— The task —
Each record must be retyped word for word.

App and web page records
---+---

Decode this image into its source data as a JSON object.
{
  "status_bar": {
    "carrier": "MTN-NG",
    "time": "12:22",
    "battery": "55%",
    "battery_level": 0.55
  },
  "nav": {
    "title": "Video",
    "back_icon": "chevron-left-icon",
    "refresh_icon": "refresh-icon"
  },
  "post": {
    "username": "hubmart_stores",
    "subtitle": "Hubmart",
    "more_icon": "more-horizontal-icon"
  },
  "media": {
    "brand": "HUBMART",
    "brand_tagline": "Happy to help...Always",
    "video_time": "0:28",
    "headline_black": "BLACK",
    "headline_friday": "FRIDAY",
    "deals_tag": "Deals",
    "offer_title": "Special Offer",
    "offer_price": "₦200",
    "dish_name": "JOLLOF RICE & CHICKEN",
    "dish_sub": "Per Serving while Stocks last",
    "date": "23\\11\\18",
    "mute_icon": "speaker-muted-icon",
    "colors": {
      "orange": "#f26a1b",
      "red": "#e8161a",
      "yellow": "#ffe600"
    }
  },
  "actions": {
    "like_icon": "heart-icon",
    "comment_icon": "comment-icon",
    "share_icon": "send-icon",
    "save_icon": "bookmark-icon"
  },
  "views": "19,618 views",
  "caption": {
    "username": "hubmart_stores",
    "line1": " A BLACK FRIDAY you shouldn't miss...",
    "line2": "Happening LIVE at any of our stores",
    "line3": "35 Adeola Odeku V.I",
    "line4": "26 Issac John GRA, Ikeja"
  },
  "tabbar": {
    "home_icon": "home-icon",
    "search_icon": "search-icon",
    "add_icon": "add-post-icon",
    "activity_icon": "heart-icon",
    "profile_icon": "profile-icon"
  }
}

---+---

— Task solution —
Decode this image into its source data as a JSON object.
{
  "status_bar": {
    "carrier": "MTN-NG",
    "time": "12:22",
    "battery": "55%",
    "battery_level": 0.55
  },
  "nav": {
    "title": "Video",
    "back_icon": "chevron-left-icon",
    "refresh_icon": "refresh-icon"
  },
  "post": {
    "username": "hubmart_stores",
    "subtitle": "Hubmart",
    "more_icon": "more-horizontal-icon"
  },
  "media": {
    "brand": "HUBMART",
    "brand_tagline": "Happy to help...Always",
    "video_time": "0:28",
    "headline_black": "BLACK",
    "headline_friday": "FRIDAY",
    "deals_tag": "Deals",
    "offer_title": "Special Offer",
    "offer_price": "₦200",
    "dish_name": "JOLLOF RICE & CHICKEN",
    "dish_sub": "Per Serving while Stocks last",
    "date": "23\\11\\18",
    "mute_icon": "speaker-muted-icon",
    "colors": {
      "orange": "#f26a1b",
      "red": "#e8161a",
      "yellow": "#ffe600"
    }
  },
  "actions": {
    "like_icon": "heart-icon",
    "comment_icon": "comment-icon",
    "share_icon": "send-icon",
    "save_icon": "bookmark-icon"
  },
  "views": "19,618 views",
  "caption": {
    "username": "hubmart_stores",
    "line1": " A BLACK FRIDAY you shouldn't miss...",
    "line2": "Happening LIVE at any of our stores",
    "line3": "35 Adeola Odeku V.I",
    "line4": "26 Issac John GRA, Ikeja"
  },
  "tabbar": {
    "home_icon": "home-icon",
    "search_icon": "search-icon",
    "add_icon": "add-post-icon",
    "activity_icon": "heart-icon",
    "profile_icon": "profile-icon"
  }
}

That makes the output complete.